Then he lost his job. And then he lost it. He saw no hope. He refused to talk to his wife. She could no longer tolerate his demeanor and suggested separation. He retorted, “why don’t we just call it quits?” So they did. The house, Peter’s pride and joy, was foreclosed.

Peter hated it all. Nothing was going the way he wanted and there was nothing he could do. He began masking the emotions with alcohol, always needing more to keep the feelings at bay.

Peter was sinking and there was absolutely nothing he could do about it. So he cried out in a last ditch effort to One who could. “Lord, save me!” Simple words spoken by a man drowning as a direct result of his rash decision to join Jesus on a walk across (not around, but across) the Sea of Galilee in the middle of a terrible storm. For awhile, Peter walked on top of water. Stop and imagine that for a moment! With waves crashing all around him, rain falling, thunder clapping, lightning striking, wind howling and his eyes on his Lord only, Peter walked on water! But then he realized where he was! He was in the middle of a raging storm and what he was doing wasn’t remotely possible.
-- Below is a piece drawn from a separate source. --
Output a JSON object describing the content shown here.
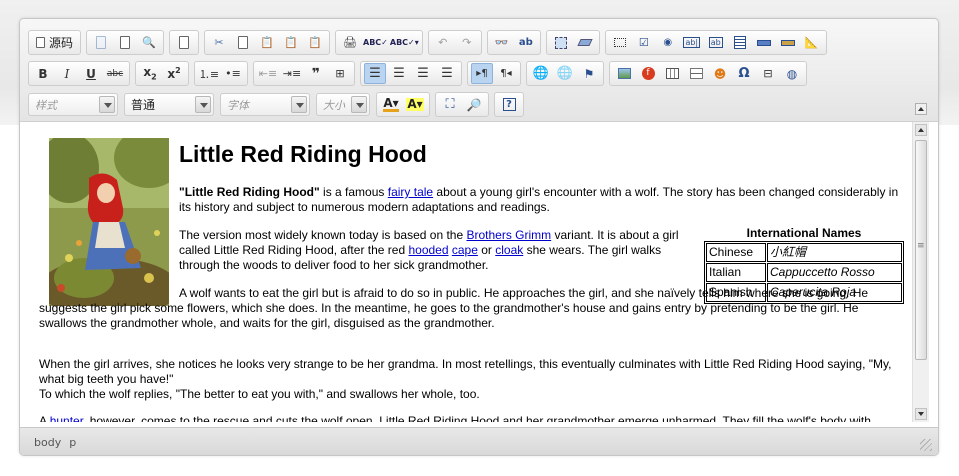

He removed his eyes from Jesus. He looked at the eleven fearful men back in the boat. He saw the storm. He became afraid. Overwhelmed. This was impossible.

Just as he thought it, he proved himself right. It isn’t possible to stand on top of water. It isn’t possible to face the raging storms in our lives on our own. Oh, sure we can put on a good show for awhile, but the more we try, the more we struggle and strive, the deeper under water we find ourselves.

The only hope for both of our Peters was for Jesus to reach out His hand, take hold of them, and drag them back to the safety of the boat. “Lord, save me!”

How often we try to tread the waters. How often we forget that Jesus is standing mere inches in front of us. Standing on top of the things overwhelming us, ready to reach out His nail-marked hand and save us. “Lord, save me!” A holy refrain from the lips of His faithful. May it be also upon your lips.

Lord, save me! Amen.